What is jitter

Jitter is an anti-skimming technique that distorts the reading of the magnetic stripe by altering the speed or movement of the card as it is swiped or pulled through a card reader or ATM. Jitter is designed to render unreadable, and therefore unusable, any information copied by a map skimmer.

REDUCE jitter

Jitter assists fight map skimmingwhich is one of the many methods by which criminals can obtain credit or debit Card number. In order to copy or “skimme” the number, a person can install a device that copies the information transmitted by the credit or debit card reader or the ATM. These numbers are then used to make fraudulent purchases.

Jitter technology is designed to make it harder for illegal card readers to copy credit and debit card numbers.
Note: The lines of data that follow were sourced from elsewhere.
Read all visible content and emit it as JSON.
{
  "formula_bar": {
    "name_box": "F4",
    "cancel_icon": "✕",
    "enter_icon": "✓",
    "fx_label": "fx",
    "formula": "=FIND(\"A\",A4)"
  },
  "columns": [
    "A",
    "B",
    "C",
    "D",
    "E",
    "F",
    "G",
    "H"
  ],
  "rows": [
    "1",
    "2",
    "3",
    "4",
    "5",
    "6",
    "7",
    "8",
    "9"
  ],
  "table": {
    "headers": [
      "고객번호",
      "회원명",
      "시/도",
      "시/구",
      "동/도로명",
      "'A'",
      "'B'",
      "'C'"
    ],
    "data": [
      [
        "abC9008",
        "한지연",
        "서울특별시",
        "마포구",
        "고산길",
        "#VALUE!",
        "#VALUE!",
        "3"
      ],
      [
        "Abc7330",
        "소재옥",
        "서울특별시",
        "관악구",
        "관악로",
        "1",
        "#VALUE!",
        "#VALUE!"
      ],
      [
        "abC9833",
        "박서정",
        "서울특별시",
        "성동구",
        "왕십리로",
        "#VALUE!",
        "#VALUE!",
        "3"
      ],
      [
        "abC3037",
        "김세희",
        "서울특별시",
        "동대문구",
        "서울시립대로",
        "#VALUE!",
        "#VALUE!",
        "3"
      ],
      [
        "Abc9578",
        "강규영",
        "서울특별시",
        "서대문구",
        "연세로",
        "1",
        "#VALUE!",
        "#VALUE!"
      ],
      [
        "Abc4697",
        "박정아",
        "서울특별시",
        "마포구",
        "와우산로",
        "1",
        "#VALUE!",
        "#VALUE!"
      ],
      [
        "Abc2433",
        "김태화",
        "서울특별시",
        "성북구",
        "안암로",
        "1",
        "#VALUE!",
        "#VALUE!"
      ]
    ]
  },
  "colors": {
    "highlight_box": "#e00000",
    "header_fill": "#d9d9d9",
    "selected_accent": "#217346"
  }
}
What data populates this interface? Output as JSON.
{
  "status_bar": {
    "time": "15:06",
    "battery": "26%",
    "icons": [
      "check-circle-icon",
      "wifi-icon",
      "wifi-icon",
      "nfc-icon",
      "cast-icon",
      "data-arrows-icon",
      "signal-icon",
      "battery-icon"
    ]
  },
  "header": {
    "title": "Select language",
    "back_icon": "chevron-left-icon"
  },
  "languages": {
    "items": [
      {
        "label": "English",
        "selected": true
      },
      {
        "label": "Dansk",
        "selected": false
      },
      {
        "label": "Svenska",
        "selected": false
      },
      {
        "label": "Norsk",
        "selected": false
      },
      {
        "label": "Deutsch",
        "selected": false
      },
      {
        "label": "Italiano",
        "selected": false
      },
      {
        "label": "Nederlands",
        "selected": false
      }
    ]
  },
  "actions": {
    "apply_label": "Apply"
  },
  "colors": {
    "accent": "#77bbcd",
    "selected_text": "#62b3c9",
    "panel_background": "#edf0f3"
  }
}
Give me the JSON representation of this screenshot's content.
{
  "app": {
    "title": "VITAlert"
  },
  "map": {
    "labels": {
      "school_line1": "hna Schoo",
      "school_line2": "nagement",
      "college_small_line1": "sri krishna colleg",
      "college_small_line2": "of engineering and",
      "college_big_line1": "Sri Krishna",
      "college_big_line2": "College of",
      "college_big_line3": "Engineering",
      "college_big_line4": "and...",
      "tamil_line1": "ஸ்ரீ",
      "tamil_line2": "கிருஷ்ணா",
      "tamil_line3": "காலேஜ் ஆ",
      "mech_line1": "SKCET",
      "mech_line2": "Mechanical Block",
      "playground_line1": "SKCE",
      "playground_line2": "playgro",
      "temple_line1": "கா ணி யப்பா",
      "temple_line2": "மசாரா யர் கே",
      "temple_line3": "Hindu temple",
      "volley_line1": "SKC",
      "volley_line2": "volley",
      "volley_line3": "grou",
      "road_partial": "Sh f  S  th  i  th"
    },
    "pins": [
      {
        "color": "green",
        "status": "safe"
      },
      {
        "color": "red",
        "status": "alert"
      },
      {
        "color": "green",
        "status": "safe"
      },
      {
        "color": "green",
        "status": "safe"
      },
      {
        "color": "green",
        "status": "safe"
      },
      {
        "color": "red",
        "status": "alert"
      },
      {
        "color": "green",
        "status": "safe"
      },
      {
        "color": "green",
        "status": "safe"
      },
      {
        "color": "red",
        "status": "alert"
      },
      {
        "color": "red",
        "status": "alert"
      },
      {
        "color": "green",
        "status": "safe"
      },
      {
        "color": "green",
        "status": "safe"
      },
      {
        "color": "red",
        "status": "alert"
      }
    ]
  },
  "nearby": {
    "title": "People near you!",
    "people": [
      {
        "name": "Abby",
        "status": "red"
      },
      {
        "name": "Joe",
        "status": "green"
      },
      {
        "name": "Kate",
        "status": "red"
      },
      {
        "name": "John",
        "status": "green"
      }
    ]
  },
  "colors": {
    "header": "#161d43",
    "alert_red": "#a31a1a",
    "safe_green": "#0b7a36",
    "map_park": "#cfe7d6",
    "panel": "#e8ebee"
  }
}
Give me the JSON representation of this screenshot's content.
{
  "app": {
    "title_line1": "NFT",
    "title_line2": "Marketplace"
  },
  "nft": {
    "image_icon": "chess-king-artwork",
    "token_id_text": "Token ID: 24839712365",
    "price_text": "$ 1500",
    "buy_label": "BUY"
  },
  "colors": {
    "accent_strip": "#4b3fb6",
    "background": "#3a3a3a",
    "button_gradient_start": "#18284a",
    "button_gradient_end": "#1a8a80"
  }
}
It is more likely to be found in ATMs and other machines that “take” a credit or debit card for scanning, and is less likely to be a feature of machines that allow an individual to swipe their own map.

The jitter itself is a stutter in the timing of the card draw. This means that when a AT M accepts the card you insert, the device does not save the card at a steady rate and may instead stop and restart scanning. Many skimming devices require a smooth swipe in order to skim numbers properly. Jitter technology does not work well in machines that allow an individual to manually dip into a credit or debit card. This type of swipe feature is usually found in older ATMs, but can also be found in more modern machines.

Jittering is not a foolproof method of fooling a credit card skimmer, but can help reduce the percentage of cards that can be read if a credit card skimmer has been installed.

Jitter technology is one of the reasons why a credit card may not be read when swiped, as the technology can cause problems with both legitimate card readers and card skimmers.

Jitter Effectiveness in a Rapidly Changing Security Landscape

Jitter has been around for over a decade, but its ability to protect financial data isn’t what it used to be. For example, even more than five years ago, BankInfoSecurity, in 2012, an article entitled “3 Reasons Skimmers Are Winning”, challenged the prowess of the technology.

“The anti-skimming feature known as jitter, which uses a stop-start or jitter motion at the card reader to prevent card details from being copied, is a standard feature, but has been defeated,” according to the site.

“Introduced to the US market more than seven years ago by ATM manufacturers such as NCR Corp., Diebold, Fujitsu and Wincor Nixdorf AG, jitter remains the primary technology used by financial institutions to prevent skimming. But jitter is only effective on ATMs with motorized card readers – readers that pull the card, read the data from the magnetic stripe, and then push the card in. The technology is ineffective on machines with dip readers, in which the user manually inserts and removes the card.

Disclaimer: Curated and re-published here. We do not claim anything as we translated and re-published using Google translator. All ideas and images shared only for information purpose only. Ideas and information collected through Google re-written in accordance with guidelines and published. We strictly follow Google Webmaster guidelines. You can reach us @ chiefadmin@tipsclear.com. We resolve the issues within hour to keep the work on top priority.

Related Posts